Advice to labels: When reissuing vinyl, go a little further

The vinyl revival has provided a new lease of life for countless underappreciated albums that originally fell through the cracks.

When done right, such reissues are nothing short of revelatory, and can even bring out of retirement a construction worker, as was the case with Rodriguez, courtesy of Light in the Attic, which reissued in 2009 his two obscure albums on Sussex, Cold Fact (1970) and Coming from Reality (1971) and they remain steady sellers on vinyl.

Unfortunately, new pressings from re-mastered original analogue tapes remain the exception rather than the norm, and we have audiophile labels like Mobile Fidelity and Analogue Productions, to thank for sparing no expense on the aural quality.

Some reissue labels, such as Vinyl Me, Please, leave no tidbit of information uncovered about the initial release’s reception and chart performance with their mini booklets. Others leave the consumer mostly with the music, albeit emanating from the grooves of a 12-inch record, skimp on the bells and whistles, by reproducing essentially what was put out the first time around.

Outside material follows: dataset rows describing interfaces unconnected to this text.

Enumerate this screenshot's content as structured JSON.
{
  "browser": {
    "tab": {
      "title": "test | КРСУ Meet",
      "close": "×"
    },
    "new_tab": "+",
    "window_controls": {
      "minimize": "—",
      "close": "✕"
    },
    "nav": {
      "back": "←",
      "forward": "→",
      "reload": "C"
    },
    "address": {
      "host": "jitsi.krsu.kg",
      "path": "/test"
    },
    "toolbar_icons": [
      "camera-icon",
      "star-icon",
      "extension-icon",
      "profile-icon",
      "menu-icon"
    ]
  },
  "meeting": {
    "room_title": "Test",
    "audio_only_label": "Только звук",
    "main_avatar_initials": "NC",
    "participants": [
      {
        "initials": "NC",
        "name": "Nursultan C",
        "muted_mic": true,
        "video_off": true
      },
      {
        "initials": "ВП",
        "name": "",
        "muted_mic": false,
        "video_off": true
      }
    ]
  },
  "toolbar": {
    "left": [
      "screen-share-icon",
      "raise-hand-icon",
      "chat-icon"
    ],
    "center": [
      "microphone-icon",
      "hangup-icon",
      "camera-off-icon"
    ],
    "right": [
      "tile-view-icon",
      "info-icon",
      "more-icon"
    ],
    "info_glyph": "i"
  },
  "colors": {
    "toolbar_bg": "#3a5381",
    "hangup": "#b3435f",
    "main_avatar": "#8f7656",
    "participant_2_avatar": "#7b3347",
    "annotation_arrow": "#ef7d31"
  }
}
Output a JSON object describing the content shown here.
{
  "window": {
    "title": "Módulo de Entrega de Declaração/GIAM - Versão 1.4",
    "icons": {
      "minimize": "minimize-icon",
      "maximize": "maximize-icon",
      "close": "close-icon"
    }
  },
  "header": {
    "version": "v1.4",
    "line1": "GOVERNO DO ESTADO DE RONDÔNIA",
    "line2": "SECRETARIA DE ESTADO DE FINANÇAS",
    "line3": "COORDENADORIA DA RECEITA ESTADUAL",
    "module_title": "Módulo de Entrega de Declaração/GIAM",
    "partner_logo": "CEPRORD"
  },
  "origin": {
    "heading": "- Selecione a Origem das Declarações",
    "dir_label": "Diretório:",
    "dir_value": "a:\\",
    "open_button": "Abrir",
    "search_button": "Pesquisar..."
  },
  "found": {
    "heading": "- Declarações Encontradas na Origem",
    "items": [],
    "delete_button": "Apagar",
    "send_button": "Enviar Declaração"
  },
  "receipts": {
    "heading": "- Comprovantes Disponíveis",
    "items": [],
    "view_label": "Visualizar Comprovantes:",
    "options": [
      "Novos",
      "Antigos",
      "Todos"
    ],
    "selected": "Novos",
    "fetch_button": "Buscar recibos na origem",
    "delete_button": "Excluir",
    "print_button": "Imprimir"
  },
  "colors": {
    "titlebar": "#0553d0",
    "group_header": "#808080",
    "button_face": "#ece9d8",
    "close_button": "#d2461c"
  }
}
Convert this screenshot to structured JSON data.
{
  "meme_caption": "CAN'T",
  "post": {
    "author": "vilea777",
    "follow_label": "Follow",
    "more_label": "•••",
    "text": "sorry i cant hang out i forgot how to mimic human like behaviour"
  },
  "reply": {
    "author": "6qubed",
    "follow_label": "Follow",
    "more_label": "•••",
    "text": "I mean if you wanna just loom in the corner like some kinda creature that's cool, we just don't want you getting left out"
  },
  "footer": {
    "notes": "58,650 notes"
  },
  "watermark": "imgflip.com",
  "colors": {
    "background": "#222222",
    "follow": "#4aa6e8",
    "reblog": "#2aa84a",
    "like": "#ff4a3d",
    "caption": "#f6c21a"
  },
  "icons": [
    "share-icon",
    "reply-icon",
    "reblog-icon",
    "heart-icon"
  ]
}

To this discerning consumer always focused on music discovery, I’m looking for even more from the vinyl experience.

Trip-hop was somewhat a familiar genre to me, with Portishead, Morcheeba and Zero 7 on repeated play in my CD changer during the mid-to-late 1990s when I became a new parent, keeping my clubgoing to a minimum.

Somehow Bowery Electric’s Lushlife, originally released in early 2000 by Beggars Banquet, missed my radar. A recent detail-filled press release hitting my email inbox piqued my interest: “The album teems with atomized sounds, each one opening a portal in the mix, importing a haze of space and history, evoking the distant buzz of the city beyond the studio. Throughout, gilded strings build, sway and exhale, plugging the music into the sumptuous melancholy of Philly soul, the emotive Mancini-inspired arrangements of Gaye and Mayfield and the edgy soundtrack scores of David Shire.”

Thankfully, to these ears, the 50-minute record lives up to the copywriter’s hype.

Although the striking photographic cover captures the city never sleeps, the packaging otherwise disappoints, despite a gatefold that is devoid of full credits or the album and musicians’ backstory.

Lawrence Chandler and Martha Schwendener met while working at Andy Warhol’s Interview magazine and formed Bowery Electric in late 1993. They soon won “critical acclaim for experimentation across genres, mixing elements of ambient, drone, electronic, experimental, IDM, minimal and rock music with ‘70s soul soundtracks, disco, drum and bass, dub and hip hop.”

Come on Beggars, would have it broken the budget to include two-sided insert to inform the listener a bit more of what’s spinning?

By Larry Jaffee